"I appreciate it so much that that the crowd was so diverse, you know, and it wasn't diverse in only one way, in terms of just race. But it was diverse in so many ways in terms of age. I saw old people in wheelchairs, I saw kids who were seven-years old or the five-years-old age group. It was touching to me. I was actually, like, in tears. I've lived in Newark for so long and this is the first time I've seen everyone come together. White, Black, Spanish, everybody was there and all for a common cause."

Sarpeh says he didn't feel the ghosts of the city's past around him, but rather he got lost in that very moment in time. It was a much different present.

"I'm watching different protests on TV and you can see that it was the people versus the police," he said. "But in the Newark protest, the mayor was on the front line. And you see police officers riding their bikes, leading the protest and stopping traffic. So, I felt that the police were part of us. So, it wasn't like, 'we are coming for you guys' or 'it's us against you.' It was us against what's happening in the world and what's happening to Black people. So, I felt the community and that meant a lot to me as a resident. I fell in love with Newark a long time ago and this time around, I fell in love with Newark all over again."

These protests that have happened in Newark and around New Jersey have been an encouraging sight to many. But the peace and progress of that day does not erase the long road ahead for this country.

As Sarpeh shared his experience of the day, one thing must be echoed, "I want society to stop seeing Black people as a threat," he said. "Because we are not a threat. We are not intimidating. We want you to see us as a man, not less worthy because of our skin color."

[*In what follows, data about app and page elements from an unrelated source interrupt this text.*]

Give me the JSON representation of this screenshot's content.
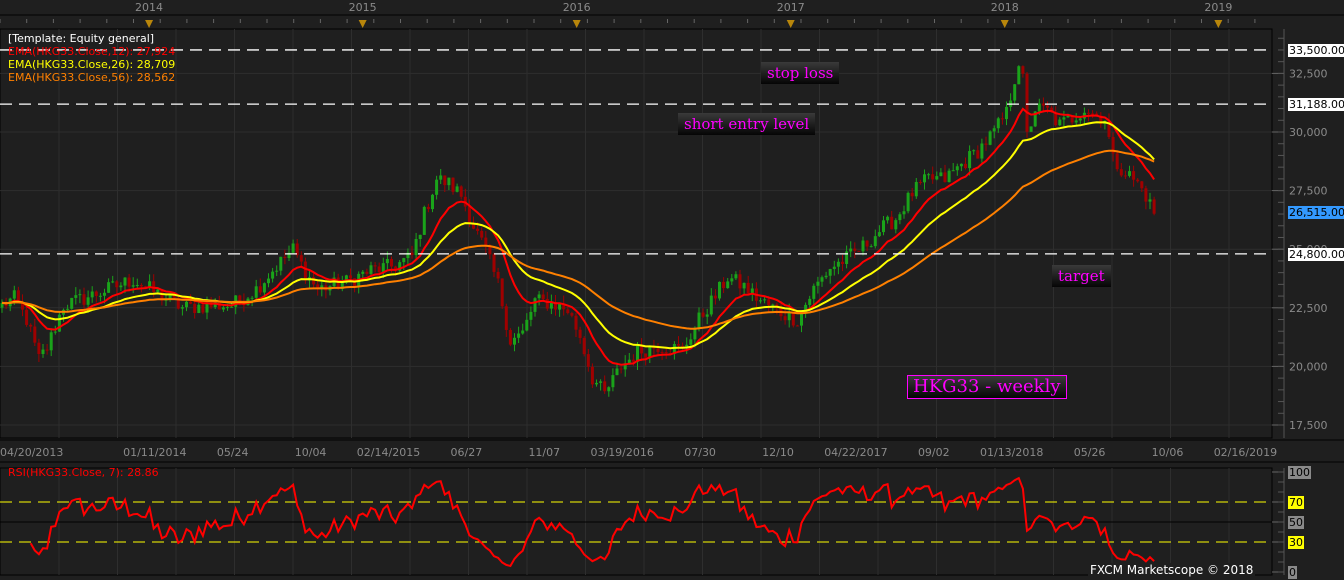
{
  "chart_data": {
    "type": "candlestick",
    "instrument": "HKG33",
    "timeframe": "weekly",
    "template_label": "[Template: Equity general]",
    "indicators": [
      {
        "label": "EMA(HKG33.Close,12): 27,924",
        "period": 12,
        "color": "#ff0000"
      },
      {
        "label": "EMA(HKG33.Close,26): 28,709",
        "period": 26,
        "color": "#ffff00"
      },
      {
        "label": "EMA(HKG33.Close,56): 28,562",
        "period": 56,
        "color": "#ff8000"
      }
    ],
    "rsi": {
      "label": "RSI(HKG33.Close, 7): 28.86",
      "period": 7,
      "color": "#ff0000",
      "levels": [
        {
          "value": 100,
          "label": "100",
          "kind": "gray"
        },
        {
          "value": 70,
          "label": "70",
          "kind": "yellow"
        },
        {
          "value": 50,
          "label": "50",
          "kind": "gray"
        },
        {
          "value": 30,
          "label": "30",
          "kind": "yellow"
        },
        {
          "value": 0,
          "label": "0",
          "kind": "gray"
        }
      ]
    },
    "ylim": [
      17500,
      34500
    ],
    "y_ticks": [
      {
        "value": 17500,
        "label": "17,500"
      },
      {
        "value": 20000,
        "label": "20,000"
      },
      {
        "value": 22500,
        "label": "22,500"
      },
      {
        "value": 25000,
        "label": "25,000"
      },
      {
        "value": 27500,
        "label": "27,500"
      },
      {
        "value": 30000,
        "label": "30,000"
      },
      {
        "value": 32500,
        "label": "32,500"
      }
    ],
    "x_unit": "weeks since 04/20/2013",
    "x_ticks": [
      {
        "week": 0,
        "label": "04/20/2013"
      },
      {
        "week": 38,
        "label": "01/11/2014"
      },
      {
        "week": 57,
        "label": "05/24"
      },
      {
        "week": 76,
        "label": "10/04"
      },
      {
        "week": 95,
        "label": "02/14/2015"
      },
      {
        "week": 114,
        "label": "06/27"
      },
      {
        "week": 133,
        "label": "11/07"
      },
      {
        "week": 152,
        "label": "03/19/2016"
      },
      {
        "week": 171,
        "label": "07/30"
      },
      {
        "week": 190,
        "label": "12/10"
      },
      {
        "week": 209,
        "label": "04/22/2017"
      },
      {
        "week": 228,
        "label": "09/02"
      },
      {
        "week": 247,
        "label": "01/13/2018"
      },
      {
        "week": 266,
        "label": "05/26"
      },
      {
        "week": 285,
        "label": "10/06"
      },
      {
        "week": 304,
        "label": "02/16/2019"
      }
    ],
    "year_markers": [
      {
        "week": 36.6,
        "label": "2014"
      },
      {
        "week": 88.7,
        "label": "2015"
      },
      {
        "week": 140.9,
        "label": "2016"
      },
      {
        "week": 193.1,
        "label": "2017"
      },
      {
        "week": 245.3,
        "label": "2018"
      },
      {
        "week": 297.4,
        "label": "2019"
      }
    ],
    "levels": [
      {
        "value": 33500,
        "label": "33,500.00",
        "note": "stop loss"
      },
      {
        "value": 31188,
        "label": "31,188.00",
        "note": "short entry level"
      },
      {
        "value": 24800,
        "label": "24,800.00",
        "note": "target"
      }
    ],
    "last_price": {
      "value": 26515,
      "label": "26,515.00",
      "color": "#3399ff"
    },
    "weekly_close_keypoints": [
      [
        0,
        22600
      ],
      [
        3,
        22900
      ],
      [
        6,
        22000
      ],
      [
        9,
        20300
      ],
      [
        11,
        20800
      ],
      [
        15,
        22600
      ],
      [
        20,
        22900
      ],
      [
        26,
        23300
      ],
      [
        32,
        23700
      ],
      [
        38,
        23100
      ],
      [
        44,
        22500
      ],
      [
        50,
        22600
      ],
      [
        56,
        22600
      ],
      [
        62,
        23300
      ],
      [
        66,
        24100
      ],
      [
        71,
        25000
      ],
      [
        74,
        24000
      ],
      [
        77,
        23300
      ],
      [
        84,
        23600
      ],
      [
        90,
        24100
      ],
      [
        96,
        24300
      ],
      [
        100,
        24700
      ],
      [
        103,
        26500
      ],
      [
        106,
        28000
      ],
      [
        109,
        27800
      ],
      [
        112,
        27300
      ],
      [
        115,
        26000
      ],
      [
        118,
        24900
      ],
      [
        121,
        23500
      ],
      [
        124,
        21100
      ],
      [
        127,
        21400
      ],
      [
        130,
        22800
      ],
      [
        134,
        22700
      ],
      [
        138,
        22400
      ],
      [
        141,
        21300
      ],
      [
        144,
        19500
      ],
      [
        147,
        18800
      ],
      [
        151,
        20000
      ],
      [
        155,
        20600
      ],
      [
        160,
        20900
      ],
      [
        166,
        20700
      ],
      [
        170,
        22000
      ],
      [
        174,
        23000
      ],
      [
        177,
        23800
      ],
      [
        181,
        23400
      ],
      [
        185,
        22800
      ],
      [
        190,
        22300
      ],
      [
        194,
        22000
      ],
      [
        198,
        23300
      ],
      [
        202,
        24200
      ],
      [
        206,
        24600
      ],
      [
        210,
        25100
      ],
      [
        214,
        25800
      ],
      [
        218,
        26300
      ],
      [
        222,
        27400
      ],
      [
        226,
        28000
      ],
      [
        230,
        28000
      ],
      [
        234,
        28600
      ],
      [
        238,
        29200
      ],
      [
        242,
        30000
      ],
      [
        245,
        30800
      ],
      [
        247,
        32300
      ],
      [
        248,
        33000
      ],
      [
        249,
        32200
      ],
      [
        250,
        29800
      ],
      [
        252,
        31000
      ],
      [
        255,
        30900
      ],
      [
        258,
        30300
      ],
      [
        261,
        30600
      ],
      [
        264,
        31000
      ],
      [
        267,
        30700
      ],
      [
        269,
        30600
      ],
      [
        271,
        28800
      ],
      [
        274,
        28300
      ],
      [
        277,
        27800
      ],
      [
        279,
        27300
      ],
      [
        281,
        26515
      ]
    ],
    "colors": {
      "up": "#1aa31a",
      "down": "#a00000",
      "grid": "#2e2e2e",
      "axis_text": "#8a8a8a",
      "marker": "#b8860b"
    }
  },
  "annotations": {
    "stop_loss": "stop loss",
    "short_entry": "short entry level",
    "target": "target",
    "title": "HKG33 - weekly"
  },
  "footer": {
    "copyright": "FXCM Marketscope © 2018"
  }
}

The collective "we" will ultimately decide if we allow injustice to go unchecked once more.

We will not.

Photo Credit

Alfred Sarpeh

Neal Boenzi/New York Times Co./Getty Images